In the wake of the September 11 tragedies, the U.S. House debated its version of the next farm bill. Despite the reality that the nation was about to enter an expensive and perhaps prolonged war on terrorism, despite opposition from the White House amid projections of lower tax revenues, the House voted through a massively expensive ten-year measure. The Senate Agriculture Committee has been mulling a more financially modest proposal, much of it the product of Committee Chairman Tom Harkin, an Iowa Democrat. And this week the White House, via ranking minority member Dick Lugar, unveiled its version of a farm bill.

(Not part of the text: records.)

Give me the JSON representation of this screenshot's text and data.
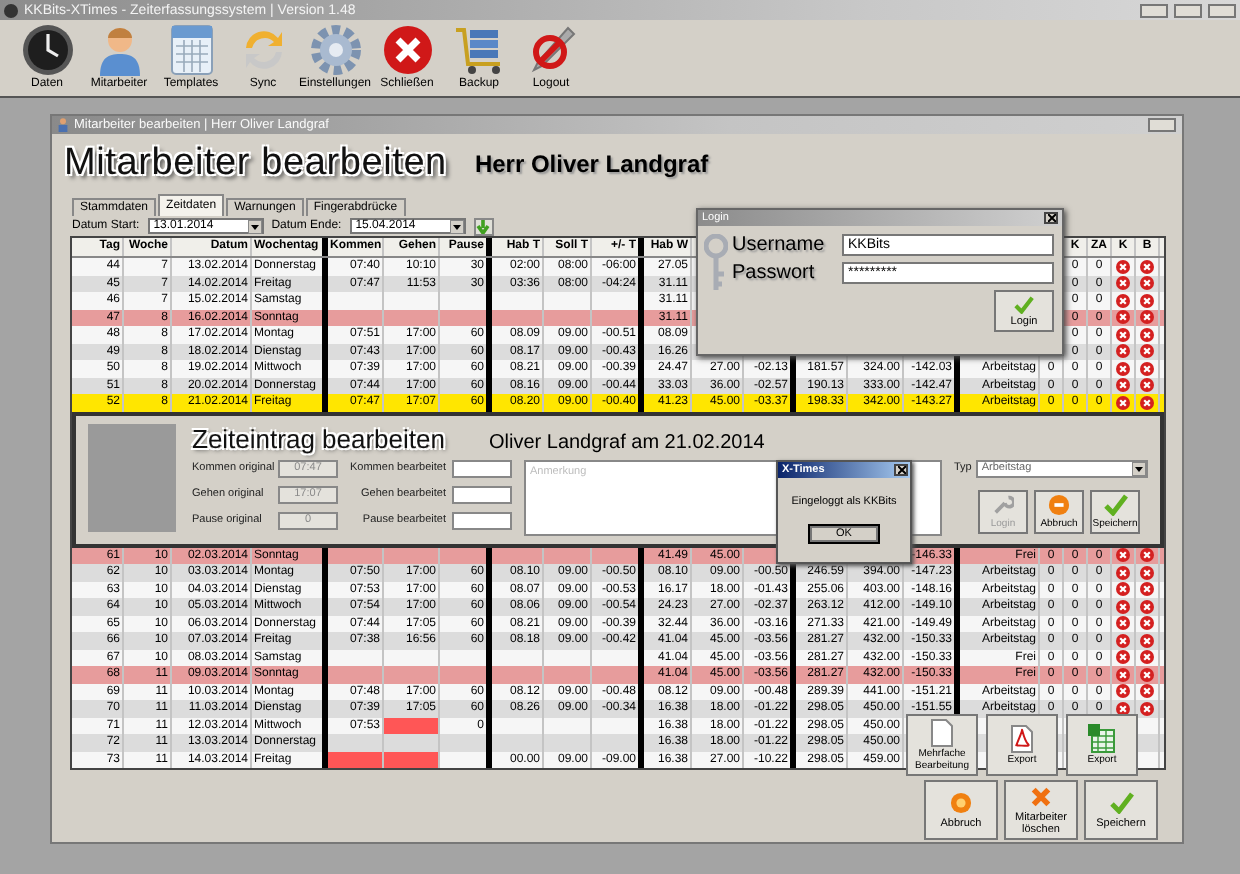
{
  "app_window": {
    "title": "KKBits-XTimes - Zeiterfassungssystem | Version 1.48"
  },
  "toolbar": [
    {
      "label": "Daten"
    },
    {
      "label": "Mitarbeiter"
    },
    {
      "label": "Templates"
    },
    {
      "label": "Sync"
    },
    {
      "label": "Einstellungen"
    },
    {
      "label": "Schließen"
    },
    {
      "label": "Backup"
    },
    {
      "label": "Logout"
    }
  ],
  "child_window": {
    "title": "Mitarbeiter bearbeiten | Herr Oliver Landgraf",
    "heading": "Mitarbeiter bearbeiten",
    "subheading": "Herr  Oliver Landgraf"
  },
  "tabs": [
    {
      "label": "Stammdaten",
      "selected": false
    },
    {
      "label": "Zeitdaten",
      "selected": true
    },
    {
      "label": "Warnungen",
      "selected": false
    },
    {
      "label": "Fingerabdrücke",
      "selected": false
    }
  ],
  "date_filter": {
    "start_label": "Datum Start:",
    "start": "13.01.2014",
    "end_label": "Datum Ende:",
    "end": "15.04.2014"
  },
  "table": {
    "columns": [
      "Tag",
      "Woche",
      "Datum",
      "Wochentag",
      "Kommen",
      "Gehen",
      "Pause",
      "Hab T",
      "Soll T",
      "+/- T",
      "Hab W",
      null,
      null,
      null,
      null,
      null,
      null,
      null,
      "K",
      "ZA",
      "K",
      "B"
    ],
    "rows_top": [
      {
        "kind": "day",
        "selected": false,
        "kommen_missing": false,
        "gehen_missing": false,
        "icons": true,
        "cells": [
          "44",
          "7",
          "13.02.2014",
          "Donnerstag",
          "07:40",
          "10:10",
          "30",
          "02:00",
          "08:00",
          "-06:00",
          "27.05",
          null,
          null,
          null,
          null,
          null,
          null,
          null,
          "0",
          "0"
        ]
      },
      {
        "kind": "day",
        "selected": false,
        "kommen_missing": false,
        "gehen_missing": false,
        "icons": true,
        "cells": [
          "45",
          "7",
          "14.02.2014",
          "Freitag",
          "07:47",
          "11:53",
          "30",
          "03:36",
          "08:00",
          "-04:24",
          "31.11",
          null,
          null,
          null,
          null,
          null,
          null,
          null,
          "0",
          "0"
        ]
      },
      {
        "kind": "day",
        "selected": false,
        "kommen_missing": false,
        "gehen_missing": false,
        "icons": true,
        "cells": [
          "46",
          "7",
          "15.02.2014",
          "Samstag",
          null,
          null,
          null,
          null,
          null,
          null,
          "31.11",
          null,
          null,
          null,
          null,
          null,
          null,
          null,
          "0",
          "0"
        ]
      },
      {
        "kind": "sunday",
        "selected": false,
        "kommen_missing": false,
        "gehen_missing": false,
        "icons": true,
        "cells": [
          "47",
          "8",
          "16.02.2014",
          "Sonntag",
          null,
          null,
          null,
          null,
          null,
          null,
          "31.11",
          null,
          null,
          null,
          null,
          null,
          null,
          null,
          "0",
          "0"
        ]
      },
      {
        "kind": "day",
        "selected": false,
        "kommen_missing": false,
        "gehen_missing": false,
        "icons": true,
        "cells": [
          "48",
          "8",
          "17.02.2014",
          "Montag",
          "07:51",
          "17:00",
          "60",
          "08.09",
          "09.00",
          "-00.51",
          "08.09",
          null,
          null,
          null,
          null,
          null,
          null,
          null,
          "0",
          "0"
        ]
      },
      {
        "kind": "day",
        "selected": false,
        "kommen_missing": false,
        "gehen_missing": false,
        "icons": true,
        "cells": [
          "49",
          "8",
          "18.02.2014",
          "Dienstag",
          "07:43",
          "17:00",
          "60",
          "08.17",
          "09.00",
          "-00.43",
          "16.26",
          null,
          null,
          null,
          null,
          null,
          null,
          null,
          "0",
          "0"
        ]
      },
      {
        "kind": "day",
        "selected": false,
        "kommen_missing": false,
        "gehen_missing": false,
        "icons": true,
        "cells": [
          "50",
          "8",
          "19.02.2014",
          "Mittwoch",
          "07:39",
          "17:00",
          "60",
          "08.21",
          "09.00",
          "-00.39",
          "24.47",
          "27.00",
          "-02.13",
          "181.57",
          "324.00",
          "-142.03",
          "Arbeitstag",
          "0",
          "0",
          "0"
        ]
      },
      {
        "kind": "day",
        "selected": false,
        "kommen_missing": false,
        "gehen_missing": false,
        "icons": true,
        "cells": [
          "51",
          "8",
          "20.02.2014",
          "Donnerstag",
          "07:44",
          "17:00",
          "60",
          "08.16",
          "09.00",
          "-00.44",
          "33.03",
          "36.00",
          "-02.57",
          "190.13",
          "333.00",
          "-142.47",
          "Arbeitstag",
          "0",
          "0",
          "0"
        ]
      },
      {
        "kind": "day",
        "selected": true,
        "kommen_missing": false,
        "gehen_missing": false,
        "icons": true,
        "cells": [
          "52",
          "8",
          "21.02.2014",
          "Freitag",
          "07:47",
          "17:07",
          "60",
          "08.20",
          "09.00",
          "-00.40",
          "41.23",
          "45.00",
          "-03.37",
          "198.33",
          "342.00",
          "-143.27",
          "Arbeitstag",
          "0",
          "0",
          "0"
        ]
      }
    ],
    "rows_bottom": [
      {
        "kind": "sunday",
        "selected": false,
        "kommen_missing": false,
        "gehen_missing": false,
        "icons": true,
        "cells": [
          "61",
          "10",
          "02.03.2014",
          "Sonntag",
          null,
          null,
          null,
          null,
          null,
          null,
          "41.49",
          "45.00",
          null,
          null,
          null,
          "-146.33",
          "Frei",
          "0",
          "0",
          "0"
        ]
      },
      {
        "kind": "day",
        "selected": false,
        "kommen_missing": false,
        "gehen_missing": false,
        "icons": true,
        "cells": [
          "62",
          "10",
          "03.03.2014",
          "Montag",
          "07:50",
          "17:00",
          "60",
          "08.10",
          "09.00",
          "-00.50",
          "08.10",
          "09.00",
          "-00.50",
          "246.59",
          "394.00",
          "-147.23",
          "Arbeitstag",
          "0",
          "0",
          "0"
        ]
      },
      {
        "kind": "day",
        "selected": false,
        "kommen_missing": false,
        "gehen_missing": false,
        "icons": true,
        "cells": [
          "63",
          "10",
          "04.03.2014",
          "Dienstag",
          "07:53",
          "17:00",
          "60",
          "08.07",
          "09.00",
          "-00.53",
          "16.17",
          "18.00",
          "-01.43",
          "255.06",
          "403.00",
          "-148.16",
          "Arbeitstag",
          "0",
          "0",
          "0"
        ]
      },
      {
        "kind": "day",
        "selected": false,
        "kommen_missing": false,
        "gehen_missing": false,
        "icons": true,
        "cells": [
          "64",
          "10",
          "05.03.2014",
          "Mittwoch",
          "07:54",
          "17:00",
          "60",
          "08.06",
          "09.00",
          "-00.54",
          "24.23",
          "27.00",
          "-02.37",
          "263.12",
          "412.00",
          "-149.10",
          "Arbeitstag",
          "0",
          "0",
          "0"
        ]
      },
      {
        "kind": "day",
        "selected": false,
        "kommen_missing": false,
        "gehen_missing": false,
        "icons": true,
        "cells": [
          "65",
          "10",
          "06.03.2014",
          "Donnerstag",
          "07:44",
          "17:05",
          "60",
          "08.21",
          "09.00",
          "-00.39",
          "32.44",
          "36.00",
          "-03.16",
          "271.33",
          "421.00",
          "-149.49",
          "Arbeitstag",
          "0",
          "0",
          "0"
        ]
      },
      {
        "kind": "day",
        "selected": false,
        "kommen_missing": false,
        "gehen_missing": false,
        "icons": true,
        "cells": [
          "66",
          "10",
          "07.03.2014",
          "Freitag",
          "07:38",
          "16:56",
          "60",
          "08.18",
          "09.00",
          "-00.42",
          "41.04",
          "45.00",
          "-03.56",
          "281.27",
          "432.00",
          "-150.33",
          "Arbeitstag",
          "0",
          "0",
          "0"
        ]
      },
      {
        "kind": "day",
        "selected": false,
        "kommen_missing": false,
        "gehen_missing": false,
        "icons": true,
        "cells": [
          "67",
          "10",
          "08.03.2014",
          "Samstag",
          null,
          null,
          null,
          null,
          null,
          null,
          "41.04",
          "45.00",
          "-03.56",
          "281.27",
          "432.00",
          "-150.33",
          "Frei",
          "0",
          "0",
          "0"
        ]
      },
      {
        "kind": "sunday",
        "selected": false,
        "kommen_missing": false,
        "gehen_missing": false,
        "icons": true,
        "cells": [
          "68",
          "11",
          "09.03.2014",
          "Sonntag",
          null,
          null,
          null,
          null,
          null,
          null,
          "41.04",
          "45.00",
          "-03.56",
          "281.27",
          "432.00",
          "-150.33",
          "Frei",
          "0",
          "0",
          "0"
        ]
      },
      {
        "kind": "day",
        "selected": false,
        "kommen_missing": false,
        "gehen_missing": false,
        "icons": true,
        "cells": [
          "69",
          "11",
          "10.03.2014",
          "Montag",
          "07:48",
          "17:00",
          "60",
          "08.12",
          "09.00",
          "-00.48",
          "08.12",
          "09.00",
          "-00.48",
          "289.39",
          "441.00",
          "-151.21",
          "Arbeitstag",
          "0",
          "0",
          "0"
        ]
      },
      {
        "kind": "day",
        "selected": false,
        "kommen_missing": false,
        "gehen_missing": false,
        "icons": true,
        "cells": [
          "70",
          "11",
          "11.03.2014",
          "Dienstag",
          "07:39",
          "17:05",
          "60",
          "08.26",
          "09.00",
          "-00.34",
          "16.38",
          "18.00",
          "-01.22",
          "298.05",
          "450.00",
          "-151.55",
          "Arbeitstag",
          "0",
          "0",
          "0"
        ]
      },
      {
        "kind": "day",
        "selected": false,
        "kommen_missing": false,
        "gehen_missing": true,
        "icons": false,
        "cells": [
          "71",
          "11",
          "12.03.2014",
          "Mittwoch",
          "07:53",
          null,
          "0",
          null,
          null,
          null,
          "16.38",
          "18.00",
          "-01.22",
          "298.05",
          "450.00",
          null,
          null,
          null,
          null,
          null
        ]
      },
      {
        "kind": "day",
        "selected": false,
        "kommen_missing": false,
        "gehen_missing": false,
        "icons": false,
        "cells": [
          "72",
          "11",
          "13.03.2014",
          "Donnerstag",
          null,
          null,
          null,
          null,
          null,
          null,
          "16.38",
          "18.00",
          "-01.22",
          "298.05",
          "450.00",
          null,
          null,
          null,
          null,
          null
        ]
      },
      {
        "kind": "day",
        "selected": false,
        "kommen_missing": true,
        "gehen_missing": true,
        "icons": false,
        "cells": [
          "73",
          "11",
          "14.03.2014",
          "Freitag",
          null,
          null,
          null,
          "00.00",
          "09.00",
          "-09.00",
          "16.38",
          "27.00",
          "-10.22",
          "298.05",
          "459.00",
          null,
          null,
          null,
          null,
          null
        ]
      }
    ]
  },
  "entry_editor": {
    "title": "Zeiteintrag bearbeiten",
    "subtitle": "Oliver Landgraf am 21.02.2014",
    "original_fields": [
      {
        "label": "Kommen original",
        "value": "07:47"
      },
      {
        "label": "Gehen original",
        "value": "17:07"
      },
      {
        "label": "Pause original",
        "value": "0"
      }
    ],
    "edited_fields": [
      {
        "label": "Kommen bearbeitet"
      },
      {
        "label": "Gehen bearbeitet"
      },
      {
        "label": "Pause bearbeitet"
      }
    ],
    "note": {
      "placeholder": "Anmerkung"
    },
    "type_label": "Typ",
    "type_value": "Arbeitstag",
    "buttons": [
      {
        "label": "Login",
        "disabled": true
      },
      {
        "label": "Abbruch",
        "disabled": false
      },
      {
        "label": "Speichern",
        "disabled": false
      }
    ]
  },
  "login_dialog": {
    "title": "Login",
    "username_label": "Username",
    "username": "KKBits",
    "password_label": "Passwort",
    "password": "*********",
    "button": "Login"
  },
  "message_box": {
    "title": "X-Times",
    "message": "Eingeloggt als KKBits",
    "button": "OK"
  },
  "table_actions": [
    {
      "label": "Mehrfache Bearbeitung"
    },
    {
      "label": "Export"
    },
    {
      "label": "Export"
    }
  ],
  "footer_buttons": [
    {
      "label": "Abbruch"
    },
    {
      "label": "Mitarbeiter löschen"
    },
    {
      "label": "Speichern"
    }
  ]
}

Three distinct camps have emerged in the farm bill debate in Washington. House Republicans are looking to extend farm programs to 10 years and expand subsidies to grain and cotton farmers at a cost of some $170 billion. Senate Democrats want a more conservation-minded approach that would cost taxpayers less, but they oppose phasing out all crop subsidies. And this week the White House weighed in, backing a five-year, $25 billion plan proposed by Indiana Senator Richard Lugar. At its core, Lugar's plan would phase out crop subsidies, double spending on conservation, and pay farmers to employ risk management strategies. The plan would cut aid to grain and cotton farmers and give money to fruit, vegetable and livestock producers. The administration says Lugar's proposal is consistent with the president's principles and reiterated criticism that existing farm programs encourage overproduction and benefit large producers the most. Instead of subsidies, Lugar's plan would offer vouchers worth up to 6 percent of average gross farm revenue to producers who practice effective conservation and risk management. The vouchers could be used to buy insurance against revenue drops ... or to match deposits in IRA-type savings accounts. The payments also could be used for marketing contracts. The Senate Agriculture Committee's plans to begin debate this week on the farm bill were shelved by the anthrax scare sweeping Congress. Though the Senate remains in session, the shutdown of some Senate offices delayed work on the new farm bill until next week. Aides to Committee Chairman Tom Harkin of Iowa say the first matters considered will be non-controversial sections of the bill dealing with farm credit.